- [Problem to work on]: The required result is every line of the records that includes "stats".

- [Records to process]:
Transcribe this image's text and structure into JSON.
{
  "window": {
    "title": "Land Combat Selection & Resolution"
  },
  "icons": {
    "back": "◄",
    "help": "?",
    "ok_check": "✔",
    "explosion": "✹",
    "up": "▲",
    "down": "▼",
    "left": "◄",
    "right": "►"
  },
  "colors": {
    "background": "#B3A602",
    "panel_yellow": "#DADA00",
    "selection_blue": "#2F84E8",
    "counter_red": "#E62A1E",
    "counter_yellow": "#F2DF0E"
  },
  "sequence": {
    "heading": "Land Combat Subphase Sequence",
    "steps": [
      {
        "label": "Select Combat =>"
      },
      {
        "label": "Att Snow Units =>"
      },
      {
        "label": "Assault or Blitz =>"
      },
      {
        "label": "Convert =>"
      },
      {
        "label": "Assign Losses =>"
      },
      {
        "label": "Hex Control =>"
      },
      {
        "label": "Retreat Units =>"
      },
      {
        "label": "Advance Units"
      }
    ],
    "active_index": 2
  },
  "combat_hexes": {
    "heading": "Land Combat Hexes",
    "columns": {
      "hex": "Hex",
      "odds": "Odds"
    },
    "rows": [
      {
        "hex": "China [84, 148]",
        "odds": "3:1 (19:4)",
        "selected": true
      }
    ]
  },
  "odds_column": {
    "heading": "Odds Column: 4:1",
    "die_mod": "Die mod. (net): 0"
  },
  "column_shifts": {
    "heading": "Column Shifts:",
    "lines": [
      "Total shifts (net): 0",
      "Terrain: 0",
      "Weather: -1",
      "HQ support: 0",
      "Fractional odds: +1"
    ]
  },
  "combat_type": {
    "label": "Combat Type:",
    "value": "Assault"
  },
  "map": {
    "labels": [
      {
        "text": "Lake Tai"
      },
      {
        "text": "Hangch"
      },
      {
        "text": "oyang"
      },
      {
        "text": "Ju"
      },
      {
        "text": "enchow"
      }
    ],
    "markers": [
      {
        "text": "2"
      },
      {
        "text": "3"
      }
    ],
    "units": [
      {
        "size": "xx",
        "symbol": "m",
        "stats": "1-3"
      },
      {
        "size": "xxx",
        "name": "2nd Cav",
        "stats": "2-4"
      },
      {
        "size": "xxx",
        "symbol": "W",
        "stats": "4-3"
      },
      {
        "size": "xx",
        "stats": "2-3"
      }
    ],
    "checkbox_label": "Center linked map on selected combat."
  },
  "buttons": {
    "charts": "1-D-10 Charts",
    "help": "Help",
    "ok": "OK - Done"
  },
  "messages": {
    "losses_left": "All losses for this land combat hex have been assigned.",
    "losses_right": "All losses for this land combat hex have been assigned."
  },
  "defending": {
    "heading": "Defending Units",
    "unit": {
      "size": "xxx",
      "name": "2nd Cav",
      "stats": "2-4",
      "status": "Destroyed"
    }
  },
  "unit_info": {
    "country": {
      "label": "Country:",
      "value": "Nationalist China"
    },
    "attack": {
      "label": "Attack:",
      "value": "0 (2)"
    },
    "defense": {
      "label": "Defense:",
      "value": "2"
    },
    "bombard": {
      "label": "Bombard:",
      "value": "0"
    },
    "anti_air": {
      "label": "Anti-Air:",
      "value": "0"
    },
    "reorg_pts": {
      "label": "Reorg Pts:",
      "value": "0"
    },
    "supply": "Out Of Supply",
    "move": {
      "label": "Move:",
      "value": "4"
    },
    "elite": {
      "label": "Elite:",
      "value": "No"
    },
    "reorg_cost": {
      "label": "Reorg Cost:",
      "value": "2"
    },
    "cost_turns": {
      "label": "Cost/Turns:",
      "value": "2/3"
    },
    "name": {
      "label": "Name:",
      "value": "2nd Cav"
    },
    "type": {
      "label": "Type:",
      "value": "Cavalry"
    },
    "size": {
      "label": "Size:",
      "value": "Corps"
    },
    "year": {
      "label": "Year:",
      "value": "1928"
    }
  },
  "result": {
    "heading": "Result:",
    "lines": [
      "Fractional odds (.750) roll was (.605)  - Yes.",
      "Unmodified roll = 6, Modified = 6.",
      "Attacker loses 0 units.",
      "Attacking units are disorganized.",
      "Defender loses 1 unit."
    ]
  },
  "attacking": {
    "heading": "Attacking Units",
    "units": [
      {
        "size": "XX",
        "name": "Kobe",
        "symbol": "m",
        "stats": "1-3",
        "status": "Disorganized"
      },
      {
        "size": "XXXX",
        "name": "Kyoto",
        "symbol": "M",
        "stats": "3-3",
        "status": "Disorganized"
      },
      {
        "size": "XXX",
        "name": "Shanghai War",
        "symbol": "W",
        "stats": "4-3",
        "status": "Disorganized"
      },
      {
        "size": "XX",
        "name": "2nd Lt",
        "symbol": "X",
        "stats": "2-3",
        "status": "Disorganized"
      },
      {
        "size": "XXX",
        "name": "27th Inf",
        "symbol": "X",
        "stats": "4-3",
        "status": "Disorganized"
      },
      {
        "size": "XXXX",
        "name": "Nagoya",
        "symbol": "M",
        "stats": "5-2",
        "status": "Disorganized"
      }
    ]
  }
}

- [Response area]:
        "stats": "1-3"
        "stats": "2-4"
        "stats": "4-3"
        "stats": "2-3"
      "stats": "2-4",
        "stats": "1-3",
        "stats": "3-3",
        "stats": "4-3",
        "stats": "2-3",
        "stats": "4-3",
        "stats": "5-2",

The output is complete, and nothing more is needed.